We know our shoe and clothes size. We should know our carbon footprint size too, but do we? What is carbon footprint? And how do we reduce our carbon footprint?
Carbon footprint is used to describe the amount of carbon dioxide we emit as a result of our activities. For individuals, the basis of calculation is categorised into five main activities; how we travel, what we eat, what we use, what we throw and howe we live our home. In short, calculations are based on our lifestyle. As a result of our lifestyle activities, carbon dioxide is generated. The amount of carbon dioxide that enters the environment leaves behind a ëcarboní footprint. Thus, knowing our carbon footprint size gives us a benchmark of the amount of carbon dioxide we add to the atmosphere.
Calculating Carbon Footprint

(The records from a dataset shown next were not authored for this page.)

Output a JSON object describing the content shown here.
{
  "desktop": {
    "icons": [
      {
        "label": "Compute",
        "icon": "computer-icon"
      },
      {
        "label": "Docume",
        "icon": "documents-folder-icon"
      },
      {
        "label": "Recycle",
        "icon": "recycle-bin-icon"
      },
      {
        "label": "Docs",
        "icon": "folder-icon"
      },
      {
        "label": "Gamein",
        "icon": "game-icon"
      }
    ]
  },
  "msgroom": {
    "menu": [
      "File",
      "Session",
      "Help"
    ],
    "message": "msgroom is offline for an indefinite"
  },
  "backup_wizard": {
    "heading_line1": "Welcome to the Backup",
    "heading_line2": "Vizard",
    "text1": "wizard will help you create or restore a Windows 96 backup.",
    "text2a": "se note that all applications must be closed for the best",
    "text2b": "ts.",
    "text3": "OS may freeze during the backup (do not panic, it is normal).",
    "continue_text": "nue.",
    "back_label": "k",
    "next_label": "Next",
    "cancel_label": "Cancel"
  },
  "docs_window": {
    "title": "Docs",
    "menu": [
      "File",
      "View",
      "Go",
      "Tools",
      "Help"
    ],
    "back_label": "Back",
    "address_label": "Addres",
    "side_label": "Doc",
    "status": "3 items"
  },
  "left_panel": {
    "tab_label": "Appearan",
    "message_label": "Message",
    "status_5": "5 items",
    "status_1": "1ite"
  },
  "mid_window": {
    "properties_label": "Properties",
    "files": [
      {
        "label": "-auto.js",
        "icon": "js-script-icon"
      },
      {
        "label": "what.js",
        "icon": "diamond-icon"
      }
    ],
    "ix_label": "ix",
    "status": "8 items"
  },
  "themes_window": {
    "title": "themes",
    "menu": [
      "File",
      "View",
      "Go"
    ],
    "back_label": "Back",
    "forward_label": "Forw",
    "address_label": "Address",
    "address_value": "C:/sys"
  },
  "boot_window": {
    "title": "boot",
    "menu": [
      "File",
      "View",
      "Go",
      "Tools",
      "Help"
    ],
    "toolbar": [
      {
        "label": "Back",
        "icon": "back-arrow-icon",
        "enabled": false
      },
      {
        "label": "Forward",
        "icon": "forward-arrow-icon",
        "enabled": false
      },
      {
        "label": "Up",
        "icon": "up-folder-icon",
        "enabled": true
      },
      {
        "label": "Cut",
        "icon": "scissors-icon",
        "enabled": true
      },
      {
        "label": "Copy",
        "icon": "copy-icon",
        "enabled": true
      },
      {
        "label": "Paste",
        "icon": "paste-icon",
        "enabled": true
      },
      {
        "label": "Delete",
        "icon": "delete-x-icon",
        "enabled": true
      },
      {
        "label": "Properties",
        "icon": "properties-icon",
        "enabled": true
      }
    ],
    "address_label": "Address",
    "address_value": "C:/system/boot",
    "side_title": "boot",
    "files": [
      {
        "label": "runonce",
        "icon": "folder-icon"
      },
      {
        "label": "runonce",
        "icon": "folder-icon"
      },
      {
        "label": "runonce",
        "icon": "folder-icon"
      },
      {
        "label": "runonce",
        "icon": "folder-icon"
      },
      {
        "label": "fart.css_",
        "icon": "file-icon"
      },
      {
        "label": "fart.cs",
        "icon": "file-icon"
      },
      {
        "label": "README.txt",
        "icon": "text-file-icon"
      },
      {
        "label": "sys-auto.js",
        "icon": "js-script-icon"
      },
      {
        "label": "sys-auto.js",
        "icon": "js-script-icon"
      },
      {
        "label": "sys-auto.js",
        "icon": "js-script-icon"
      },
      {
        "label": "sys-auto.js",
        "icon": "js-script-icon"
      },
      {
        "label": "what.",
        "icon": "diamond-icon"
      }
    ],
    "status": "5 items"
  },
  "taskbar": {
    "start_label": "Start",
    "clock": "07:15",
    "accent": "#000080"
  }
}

We know that carbon dioxide (CO2) is a gas, and it is difficult for us to measure without scientific equipment. To make it easier for us to benchmark the amount of CO2 we emit, we use carbon, which is a solid and can be measured by weight; this is used to represent the amount of CO2. For greater accuracy, the calculatorís computation is based on one yearís emissions and the quantifying unit for carbon footprint levels is measured in metric tonne per year. So, if we express our carbon footprint size as 12, it means we emit 12 metric tonnes of CO2 a year.
It is important to know what and which activities emit the most CO2 so we have come up with the five pillars that we follow, to understand and make an effort to reduce our CO2 emissions.
Go to www.mycarbonfootprint.sg to calculate your carbon footprint.
How We Live: Home
Did you know that 40 percent of your CO2 emission comes from your home? And did you know that all the appliances in your home contribute to your carbon footprint? Yes, this includes game consoles, computers, television sets, DVD players, cooking stoves, ovens, hot-water heaters, toasters, refrigerators, fans, microwave ovens, radios, air-conditioners, washing machines, hair dryers, irons, kettles, lights, and the list goes on and on.
Maintaining the room temperature of an air-conditioner to a cool temperature of 24 degrees Celsius can help save energy. Also if your home has a very old hot-water heater, it might be inefficient, spending too much energy to operate. Replacing it with a more energy-efficient model can reduce your carbon footprint by much as 1,490 kilograms!
How We Travel: Transport
Did you know that one litre of burned petrol produces 2.28kg of carbon? Living in Singapore we have to be mobile. The size of our carbon footprint generated by our mobile lifestyle depends on the type of vehicle used and the number of people in the vehicle. This is why taking public transport instead of driving or even carpooling helps to reduce our carbon footprint.
What We Use: Paper
Did you know that to produce one tonne of paper or 200,000 sheets of 80gm A4 size paper
we need to cut down 24 trees? So, for every 8,000 sheets of paper we use, we kill one tree.
Trees absorb odour, heat, pollutant gases (nitrogen oxides, ammonia, sulfur dioxide and ozone) and carbon dioxide from the atmosphere while releasing oxygen back into the air. A large tree releases 310g of oxygen per day and a smaller tree releases 60g per day. A typical adult would use 840g of oxygen gas per day in the process of respiration. So, if we use paper unwisely, the earth will be barren, polluted and very warm. Using paper wisely and recycling whenever possible, will give us a smaller carbon footprint.
What We Eat: Food
Did you know that when we eat food we generate a CO2 mile?
When we eat instant noodles, a processed food, we generate a longer CO2 mile than eating fresh noodles. The processed noodles go through many stages of processing and packaging before reaching the supermarket.
This process begins with the wheat farmer, then on to the factory that manufactures the instant noodles. Packing the instant noodles requires a packaging manufacturer and a carton box manufacturer to transport the packaging materials to the instant noodles factory.
Once packaged, the noodles are transported through the various distribution channels to
reach the supermarket. In comparison, eating fresh noodles generate a shorter CO2 mile from the wheat farmer, to the noodle maker, to the market.
With a shorter process and less transportation and electricity required, eating fresh noodles is not only healthier, but it also helps us reduce our carbon footprint.
What We Throw: Waste
Did you know that we throw 2.63 million tonnes of waste a year?
Each of us living in Singapore generate about 0.84 kilograms of domestic waste every day. From 1970-2000, waste had increased by 6 times to 7.6 tonnes per day. The two most
wasted items are papers and plastics.
All of Singaporeís waste goes to the Pulau Semakau Landfill. Opened in 1999, the landfill will pile up trash until it cannot hold anymore, this is estimated to be by 2045. Hopefully by then through our efforts, we will all have cut down our carbon footprints and our waste enough to have the landfill last much longer.